How it Works: Business Models

The use of computer models to simulate different business activities and to assist in decision-making processes is almost as old as IBM itself. Most business modelling nowadays is based on widely available software that allows non-technical general managers to try out different options on (electronic) paper before deciding which one to follow. A retailer, for instance, might have a model to help it choose where to locate a new store. Based on data about the size of the catchment area, the local road networks, parking facilities, demographics and local competitors, the model would come up with the optimal location.

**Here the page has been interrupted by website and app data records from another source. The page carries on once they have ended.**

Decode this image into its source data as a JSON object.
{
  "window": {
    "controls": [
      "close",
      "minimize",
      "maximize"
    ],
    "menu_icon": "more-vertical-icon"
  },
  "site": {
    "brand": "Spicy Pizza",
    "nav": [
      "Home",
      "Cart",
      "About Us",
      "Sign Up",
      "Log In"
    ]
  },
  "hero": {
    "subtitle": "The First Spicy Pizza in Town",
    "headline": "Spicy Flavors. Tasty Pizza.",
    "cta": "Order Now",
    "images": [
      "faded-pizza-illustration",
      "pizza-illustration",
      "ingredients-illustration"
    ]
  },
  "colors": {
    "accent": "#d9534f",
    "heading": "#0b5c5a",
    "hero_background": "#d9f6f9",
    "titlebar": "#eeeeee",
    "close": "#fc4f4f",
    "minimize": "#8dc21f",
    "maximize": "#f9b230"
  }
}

Consultants KPMG say that “to take major [business] decisions without first testing their consequences in a safe environment can be likened to training an airline pilot by having him fly a 747 without first having spent months in the simulator”.

Business modelling also helps to democratise decision-making when it is diffused throughout the organisation. In “Reengineering the Corporation”, Michael Hammer wrote:

When accessible data is combined with easy-to-use analysis and modelling tools, frontline workers—when properly trained—suddenly have sophisticated decision-making capabilities. Decisions can be made more quickly and problems resolved as soon as they crop up.

Coincidentally, large airlines are among the biggest users of sophisticated business models. They have to juggle a multitude of different fare structures and handle tricky things like stand-by tickets. Modelling such variables saves them millions of dollars a year.

Other common uses of business modelling include the following:

  • Financial planning, with the help of spreadsheets. This quantifies the impact of a business decision on the balance sheet and the income statement.
  • Forecasting. Analysing historical data and using it to predict future trends.
  • Mapping processes in a visual representation of the resources required for a task and the steps to be taken to perform it.
  • Data mining. Analysing vast quantities of data in order to dig out unpredictable relationships between variables.
  • “Monte Carlo” simulation. Putting in random data to measure the impact of uncertainty on the outcome of a project.

The idea of using computer models to support decision-making was given a boost by a popular book published in 1990. “The Fifth Discipline”, written by MIT academic Peter Senge, argued that the ability to use models to experiment with corporate structure and behaviour would be a key skill in the future. Senge described computer simulation as “a tool for creating”.

Senge also promoted the idea of using modelling to create what he called “Microworlds”. These are simplified simulation models packaged as management games. They allow managers to “play” with an issue in safety rather than playing with it first in the real world.